5. Government and franchisor’s regulations

It’s always advisable to look at government regulations which govern certain business activities in different countries and locations. These can sometimes play a hindering role while at other times, they can play a facilitating role. It’s all a matter of looking at where your business will be located and what the local regulations for your business type are.

In addition to these, you’ll also need to consider restrictions imposed by your franchisor. These may relate to the business’ location, the hours of operation, holidays, pricing, signage, layout, decor, products, advertising and marketing and resale conditions.

6. Resistance to recessions

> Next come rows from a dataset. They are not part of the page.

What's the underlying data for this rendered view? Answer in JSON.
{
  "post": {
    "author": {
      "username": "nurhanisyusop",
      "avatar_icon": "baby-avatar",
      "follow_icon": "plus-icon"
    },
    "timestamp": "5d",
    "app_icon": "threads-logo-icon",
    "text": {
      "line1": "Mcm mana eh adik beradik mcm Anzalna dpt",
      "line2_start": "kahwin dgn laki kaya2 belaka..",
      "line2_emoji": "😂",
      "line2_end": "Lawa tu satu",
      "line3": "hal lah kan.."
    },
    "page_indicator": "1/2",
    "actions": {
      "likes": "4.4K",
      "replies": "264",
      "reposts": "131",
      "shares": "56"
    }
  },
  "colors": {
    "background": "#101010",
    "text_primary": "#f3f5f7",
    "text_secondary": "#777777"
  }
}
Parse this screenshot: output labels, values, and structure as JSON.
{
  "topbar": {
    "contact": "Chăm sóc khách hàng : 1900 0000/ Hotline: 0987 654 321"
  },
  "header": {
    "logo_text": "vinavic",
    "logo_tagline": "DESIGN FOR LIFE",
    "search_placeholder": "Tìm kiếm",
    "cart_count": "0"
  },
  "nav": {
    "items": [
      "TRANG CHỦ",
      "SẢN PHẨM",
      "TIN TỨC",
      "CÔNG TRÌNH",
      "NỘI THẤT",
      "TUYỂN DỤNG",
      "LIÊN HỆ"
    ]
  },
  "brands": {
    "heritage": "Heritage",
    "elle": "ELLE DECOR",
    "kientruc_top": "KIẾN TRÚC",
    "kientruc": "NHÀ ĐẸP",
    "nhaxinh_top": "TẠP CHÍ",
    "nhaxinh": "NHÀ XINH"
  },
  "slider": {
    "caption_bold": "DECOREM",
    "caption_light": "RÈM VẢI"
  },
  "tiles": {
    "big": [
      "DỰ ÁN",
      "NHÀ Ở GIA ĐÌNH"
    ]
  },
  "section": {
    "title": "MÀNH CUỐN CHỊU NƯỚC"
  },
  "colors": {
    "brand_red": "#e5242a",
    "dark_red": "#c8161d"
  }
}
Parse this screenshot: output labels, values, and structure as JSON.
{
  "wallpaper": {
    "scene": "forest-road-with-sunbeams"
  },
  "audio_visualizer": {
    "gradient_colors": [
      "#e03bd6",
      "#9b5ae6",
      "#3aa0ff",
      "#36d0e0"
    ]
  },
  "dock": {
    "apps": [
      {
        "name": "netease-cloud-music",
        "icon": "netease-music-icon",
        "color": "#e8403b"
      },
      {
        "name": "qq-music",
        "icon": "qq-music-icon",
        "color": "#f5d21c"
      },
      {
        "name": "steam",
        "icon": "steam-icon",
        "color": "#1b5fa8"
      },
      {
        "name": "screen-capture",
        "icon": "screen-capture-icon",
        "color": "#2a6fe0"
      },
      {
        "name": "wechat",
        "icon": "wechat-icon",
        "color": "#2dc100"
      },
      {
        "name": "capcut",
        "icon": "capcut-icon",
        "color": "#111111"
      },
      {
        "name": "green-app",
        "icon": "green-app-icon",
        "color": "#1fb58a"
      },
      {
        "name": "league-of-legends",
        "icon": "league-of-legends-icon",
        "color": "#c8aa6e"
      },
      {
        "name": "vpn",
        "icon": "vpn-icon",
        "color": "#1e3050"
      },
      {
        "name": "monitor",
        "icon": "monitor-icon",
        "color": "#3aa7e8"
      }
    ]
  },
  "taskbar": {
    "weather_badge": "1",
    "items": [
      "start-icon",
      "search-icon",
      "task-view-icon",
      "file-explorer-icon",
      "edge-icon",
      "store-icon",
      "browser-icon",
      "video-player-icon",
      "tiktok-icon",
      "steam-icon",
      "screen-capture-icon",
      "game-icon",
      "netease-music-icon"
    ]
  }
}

Many franchisors guarantee that their businesses can withstand the pressures of a recession. But these claims should be scrutinised carefully as this may not always be the case. Do your due diligence and see how and whether the franchisor dealt with the recent recession of 2008-2009.

In addition, check how they weathered the storm of the Covid-19 pandemic and the subsequent lockdowns. Did they continue to thrive or did their earnings suffer? Getting honest answers to these questions will help you make a better decision. If you’re doubtful, always consider opting for low-risk franchises.

7. Financial and earnings risks

When assessing the risks of a franchise business, you should also directly ask the franchisor to share with you their financial reports. You need to know what percentage of their turnover is pure profit, whether this is sustainably and consistently earned and whether there are any risks associated with earnings over time. You can do this by carefully studying the political, economic and industrial landscape.

It’s also important to know upfront what sort of royalties you’ll be expected to pay, the financial liquidity you’ll need to get started and if you can receive outside support with your financing.

8. Pending or past lawsuits

Pending or past lawsuits are another consideration to examine. If the franchisor is involved in numerous litigation cases, this should signal a cause for concern. Previous instances of near bankruptcy should also give you a clear idea of the amount of risk involved in purchasing a franchise.

9. Training and support

You also need to consider what sort of training and ongoing support you’ll get from your franchisor. Most offer the stars and the moon to help entice you to their business. But is the training and support of a quality nature? Is it ongoing? Consider looking at their operations manual to see the level of comprehensiveness involved.

10. Expansion planning

Also important to ask your potential franchisor is what their expansion plans are. Are they planning on a quick and rapid expansion or are they aiming for something with a slower, yet steadier pace? Look at their affordability for expansion and whether they actually can take on more franchisees. Is the market demand high enough? Are the territories to be expanded into full of potential clients or is it more like barren land?

11. Conflict management

Finally, ask the franchisor what their conflict management strategies are. Since being in a franchise relationship lasts for long periods of time (anywhere from 5 to 10 years or more), conflicts are bound to arise. However, unlike a job or an employment contract, you can’t simply give a month’s notice and walk away. This is why conflict management and dissatisfaction must be dealt with openly, honestly and proactively.

In conclusion

Just like any other business, investing in a franchise comes with certain challenges. This is when you can ask yourself whether franchises are a good investment at all. However, by being mindful of the possible risks and mitigating them as early on in the process as possible, you’re likely to have a much smoother and less risky endeavour. While it is true that the disadvantages of a franchise don’t come near to the advantages of a franchise, every business has some form of risk to be considered and doing your careful due diligence will ensure you set off on the right footing.